In my experience, taking the Hop on Hop off Bus Tour was convenient and easy to navigate. I had an absolute ball making my way around on the bus tour. The pass includes major sites such as the Louvre Museum, Paris Opera House, Grevin Wax Museum, and the Palace Of Versailles. It also includes the Bateaux Parisiens River Cruise which I thoroughly enjoyed as we cruised past Notre Dame on the glassy river water and experienced a gorgeous city view from a different angle. The pass is valid for 2 – 6 days, depending on the option you choose. So don’t worry, you don’t need to navigate the whole city in one day. Take your time and soak it all in at your own leisure. A 6 day pass can save you $142.20 (€111), with no lines and the added benefit of stress free transport – it’s a must for any tourist! You will also receive a free Paris guidebook with useful information and tips.
5. Take Time for a Stroll
You may have a lot of museums, cathedrals, historic sites, and tours on your daily schedule, but don’t underestimate walking through the neighborhood and popping into the smaller local stores, patisseries, chocolate boutiques, and art galleries. These won’t be in your tour guidebook, and they most likely won’t be on the bus route, but take a stroll down one or two smaller pathways and discover these hidden treasures. I don’t recommend you go too far off the beaten track for your own safety’s sake, but I do recommend you get to where the locals are and avoid being only a tourist at all the sightseeing hot spots.
My favorite discoveries included a gorgeous print art gallery and a macaroon boutique which was pretty much like an art gallery – edible art, however. I also stumbled upon a small store specializing in various olive and truffle products, including large glass on-tap cylinders with infused pure olive oils. Bookstores, calligraphy boutiques, stationary shops, and home emporiums all filled with items that spark your creative juices and make you want to buy things you really never had the intention of lugging all the way back home with you.

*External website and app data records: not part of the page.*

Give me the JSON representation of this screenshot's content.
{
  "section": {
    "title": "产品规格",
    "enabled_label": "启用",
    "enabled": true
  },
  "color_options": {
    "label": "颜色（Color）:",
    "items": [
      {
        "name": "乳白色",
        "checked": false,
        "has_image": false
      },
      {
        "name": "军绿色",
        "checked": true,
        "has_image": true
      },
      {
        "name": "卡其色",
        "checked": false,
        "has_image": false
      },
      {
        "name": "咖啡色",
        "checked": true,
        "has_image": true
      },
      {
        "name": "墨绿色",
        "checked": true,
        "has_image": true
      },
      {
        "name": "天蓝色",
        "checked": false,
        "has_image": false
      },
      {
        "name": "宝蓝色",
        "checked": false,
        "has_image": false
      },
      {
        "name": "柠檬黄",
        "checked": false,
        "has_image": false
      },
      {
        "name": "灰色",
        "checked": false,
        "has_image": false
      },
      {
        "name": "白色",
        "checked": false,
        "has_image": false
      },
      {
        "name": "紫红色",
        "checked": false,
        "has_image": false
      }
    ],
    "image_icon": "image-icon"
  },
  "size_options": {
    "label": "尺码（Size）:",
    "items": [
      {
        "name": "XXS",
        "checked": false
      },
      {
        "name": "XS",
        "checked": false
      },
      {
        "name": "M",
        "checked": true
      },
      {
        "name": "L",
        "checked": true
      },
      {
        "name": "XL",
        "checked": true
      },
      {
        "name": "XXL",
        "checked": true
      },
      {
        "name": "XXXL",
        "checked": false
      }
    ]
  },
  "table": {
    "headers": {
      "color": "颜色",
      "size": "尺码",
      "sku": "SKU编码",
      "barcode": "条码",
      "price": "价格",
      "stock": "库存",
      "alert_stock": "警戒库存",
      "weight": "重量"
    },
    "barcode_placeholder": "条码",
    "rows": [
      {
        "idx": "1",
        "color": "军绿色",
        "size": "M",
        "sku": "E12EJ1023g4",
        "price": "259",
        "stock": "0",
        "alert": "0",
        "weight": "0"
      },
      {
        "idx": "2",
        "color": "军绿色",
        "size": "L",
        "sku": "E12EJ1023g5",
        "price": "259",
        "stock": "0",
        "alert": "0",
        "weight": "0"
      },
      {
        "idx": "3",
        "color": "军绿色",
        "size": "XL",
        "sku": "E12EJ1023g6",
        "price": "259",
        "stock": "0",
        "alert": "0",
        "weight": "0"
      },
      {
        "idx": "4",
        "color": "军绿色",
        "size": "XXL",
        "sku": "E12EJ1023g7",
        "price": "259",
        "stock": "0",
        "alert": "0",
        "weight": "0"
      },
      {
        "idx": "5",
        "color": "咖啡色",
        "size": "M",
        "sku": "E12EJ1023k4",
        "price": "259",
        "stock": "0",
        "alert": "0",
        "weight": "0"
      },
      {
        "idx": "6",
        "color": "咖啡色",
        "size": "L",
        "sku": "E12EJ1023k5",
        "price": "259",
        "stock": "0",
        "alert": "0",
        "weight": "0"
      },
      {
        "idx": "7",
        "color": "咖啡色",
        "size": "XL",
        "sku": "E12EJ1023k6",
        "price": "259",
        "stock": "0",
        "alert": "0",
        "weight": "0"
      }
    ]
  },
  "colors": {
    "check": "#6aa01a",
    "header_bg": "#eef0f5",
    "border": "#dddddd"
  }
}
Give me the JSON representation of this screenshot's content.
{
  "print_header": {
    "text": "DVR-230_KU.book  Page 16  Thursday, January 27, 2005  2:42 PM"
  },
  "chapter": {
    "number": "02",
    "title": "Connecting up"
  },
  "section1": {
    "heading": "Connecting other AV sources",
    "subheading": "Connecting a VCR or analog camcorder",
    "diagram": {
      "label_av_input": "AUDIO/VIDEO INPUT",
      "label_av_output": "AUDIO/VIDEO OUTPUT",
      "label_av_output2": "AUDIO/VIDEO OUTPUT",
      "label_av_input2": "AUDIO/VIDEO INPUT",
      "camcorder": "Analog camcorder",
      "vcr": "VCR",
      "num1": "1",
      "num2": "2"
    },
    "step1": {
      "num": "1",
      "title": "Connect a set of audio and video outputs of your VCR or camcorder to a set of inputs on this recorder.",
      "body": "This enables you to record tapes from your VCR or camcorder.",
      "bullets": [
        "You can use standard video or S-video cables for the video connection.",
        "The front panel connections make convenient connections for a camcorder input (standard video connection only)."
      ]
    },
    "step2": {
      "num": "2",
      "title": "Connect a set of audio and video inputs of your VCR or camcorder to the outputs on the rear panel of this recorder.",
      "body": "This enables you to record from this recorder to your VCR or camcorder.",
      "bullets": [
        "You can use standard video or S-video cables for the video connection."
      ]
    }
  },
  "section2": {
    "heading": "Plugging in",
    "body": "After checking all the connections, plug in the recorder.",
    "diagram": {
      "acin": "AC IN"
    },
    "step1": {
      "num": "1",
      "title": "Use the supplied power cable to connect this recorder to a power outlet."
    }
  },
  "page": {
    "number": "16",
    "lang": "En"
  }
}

Pastry and bread making is an art in itself. Watching French artisans craft their comforting masterpieces of flaky dough and crispy golden loaves is quite entertaining. Grab yourself an authentic French pastry before heading back to the mainstream route after your detour and savor every bite. My bet is that you’ll be back looking for that store off the beaten track again tomorrow for another visit.
6. Visit Markets
There are some local food and produce markets, but even if you have to travel a small distance outside Paris city, it is a great way to discover incredible quality local and seasonal produce but also quirky items, delicious eats, and foods you are unfamiliar with. You will most likely also find some great gifts and a few bargains. Markets are the ideal place to engage with producers and locals and find out more about their local life, get some insider tips, and spark up a friendly conversation which you very likely won’t be doing in a shopping center or boutique store.
7. French Perfection – The Art of Gourmet
There are the smaller, less visited shops and the more informal markets, but then there are also boutiques of extravagance which should be seen with as much urgency as the Eiffel Tower. Do a little research on gourmet boutique stores of your interest and be awed.
One such store I visited is Fauchon. This two-story store celebrates French gastronomy in style with impeccable elegance and class. In their own words,“the store highlights the five universes of the brand: the gourmet, the cellar, the pastry, the tea and the chocolates & confectionery.” Every item was beautifully wrapped as if it were a carefully crafted piece of prized jewelry. Whether you are merely window shopping or spending, these stores are definitely worth a visit. So much so I even took photos in the store.
Paris, I’m in love.